[Supplied material]

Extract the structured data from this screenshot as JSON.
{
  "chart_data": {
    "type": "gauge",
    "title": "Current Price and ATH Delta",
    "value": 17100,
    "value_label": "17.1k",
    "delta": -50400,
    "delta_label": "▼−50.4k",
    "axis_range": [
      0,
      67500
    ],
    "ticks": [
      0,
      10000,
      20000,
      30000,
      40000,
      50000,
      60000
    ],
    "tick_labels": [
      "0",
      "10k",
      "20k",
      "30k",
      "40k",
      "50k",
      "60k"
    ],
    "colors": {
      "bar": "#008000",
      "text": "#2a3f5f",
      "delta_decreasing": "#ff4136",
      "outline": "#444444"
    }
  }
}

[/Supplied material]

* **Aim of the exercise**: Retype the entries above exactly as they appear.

* **Finished task**:
Extract the structured data from this screenshot as JSON.
{
  "chart_data": {
    "type": "gauge",
    "title": "Current Price and ATH Delta",
    "value": 17100,
    "value_label": "17.1k",
    "delta": -50400,
    "delta_label": "▼−50.4k",
    "axis_range": [
      0,
      67500
    ],
    "ticks": [
      0,
      10000,
      20000,
      30000,
      40000,
      50000,
      60000
    ],
    "tick_labels": [
      "0",
      "10k",
      "20k",
      "30k",
      "40k",
      "50k",
      "60k"
    ],
    "colors": {
      "bar": "#008000",
      "text": "#2a3f5f",
      "delta_decreasing": "#ff4136",
      "outline": "#444444"
    }
  }
}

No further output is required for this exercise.